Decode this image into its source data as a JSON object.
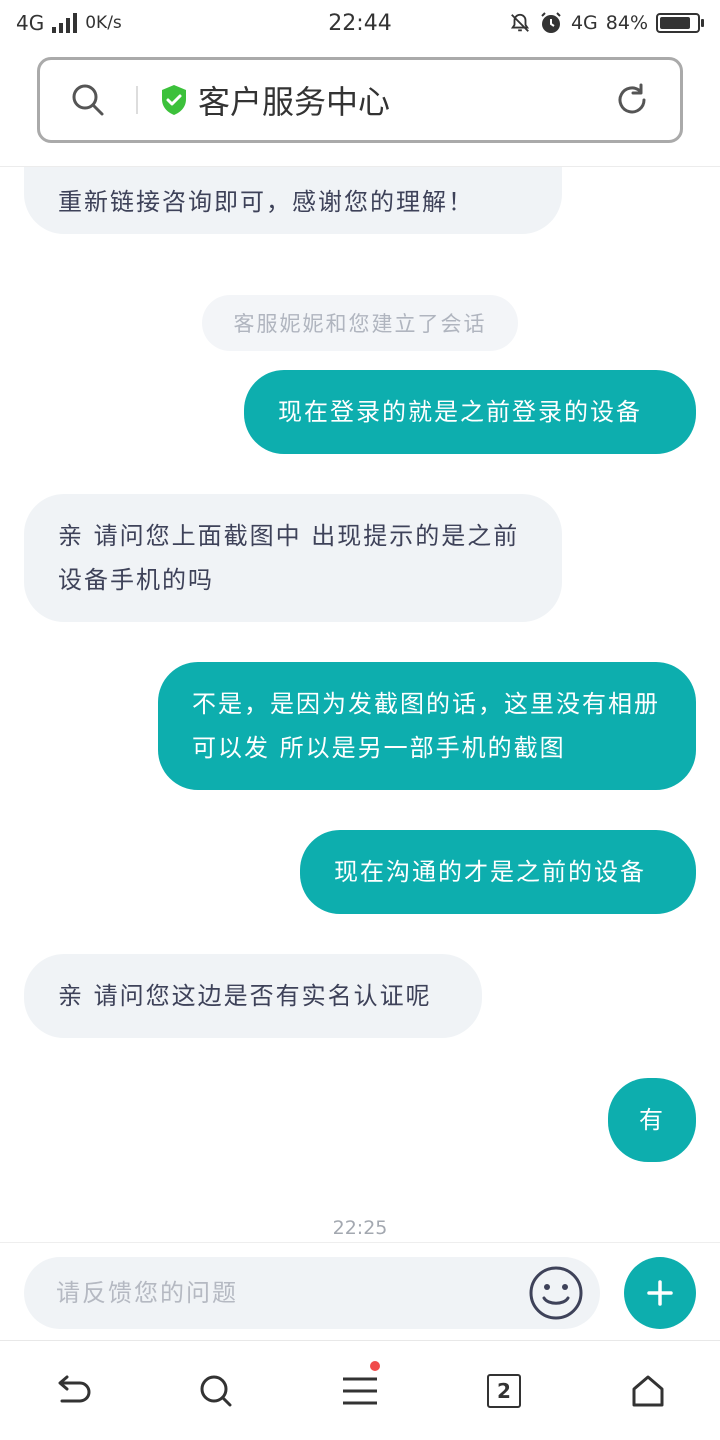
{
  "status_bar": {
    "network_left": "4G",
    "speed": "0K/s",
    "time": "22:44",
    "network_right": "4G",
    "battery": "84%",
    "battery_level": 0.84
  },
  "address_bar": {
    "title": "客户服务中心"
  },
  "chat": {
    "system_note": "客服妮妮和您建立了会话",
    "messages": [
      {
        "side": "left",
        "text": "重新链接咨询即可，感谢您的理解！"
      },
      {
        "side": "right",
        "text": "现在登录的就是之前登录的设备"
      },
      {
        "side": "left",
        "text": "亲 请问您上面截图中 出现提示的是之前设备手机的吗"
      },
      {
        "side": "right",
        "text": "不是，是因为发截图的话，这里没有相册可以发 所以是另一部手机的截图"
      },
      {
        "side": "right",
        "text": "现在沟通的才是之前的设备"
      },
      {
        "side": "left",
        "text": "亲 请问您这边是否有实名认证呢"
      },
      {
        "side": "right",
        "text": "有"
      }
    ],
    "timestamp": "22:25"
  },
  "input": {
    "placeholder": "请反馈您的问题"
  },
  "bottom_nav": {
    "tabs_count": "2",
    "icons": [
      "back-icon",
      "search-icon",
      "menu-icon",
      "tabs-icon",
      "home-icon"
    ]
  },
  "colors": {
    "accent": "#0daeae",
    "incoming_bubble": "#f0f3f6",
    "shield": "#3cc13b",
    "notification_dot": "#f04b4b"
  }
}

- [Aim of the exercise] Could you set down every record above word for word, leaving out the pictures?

- [Task answer]
Decode this image into its source data as a JSON object.
{
  "status_bar": {
    "network_left": "4G",
    "speed": "0K/s",
    "time": "22:44",
    "network_right": "4G",
    "battery": "84%",
    "battery_level": 0.84
  },
  "address_bar": {
    "title": "客户服务中心"
  },
  "chat": {
    "system_note": "客服妮妮和您建立了会话",
    "messages": [
      {
        "side": "left",
        "text": "重新链接咨询即可，感谢您的理解！"
      },
      {
        "side": "right",
        "text": "现在登录的就是之前登录的设备"
      },
      {
        "side": "left",
        "text": "亲 请问您上面截图中 出现提示的是之前设备手机的吗"
      },
      {
        "side": "right",
        "text": "不是，是因为发截图的话，这里没有相册可以发 所以是另一部手机的截图"
      },
      {
        "side": "right",
        "text": "现在沟通的才是之前的设备"
      },
      {
        "side": "left",
        "text": "亲 请问您这边是否有实名认证呢"
      },
      {
        "side": "right",
        "text": "有"
      }
    ],
    "timestamp": "22:25"
  },
  "input": {
    "placeholder": "请反馈您的问题"
  },
  "bottom_nav": {
    "tabs_count": "2",
    "icons": [
      "back-icon",
      "search-icon",
      "menu-icon",
      "tabs-icon",
      "home-icon"
    ]
  },
  "colors": {
    "accent": "#0daeae",
    "incoming_bubble": "#f0f3f6",
    "shield": "#3cc13b",
    "notification_dot": "#f04b4b"
  }
}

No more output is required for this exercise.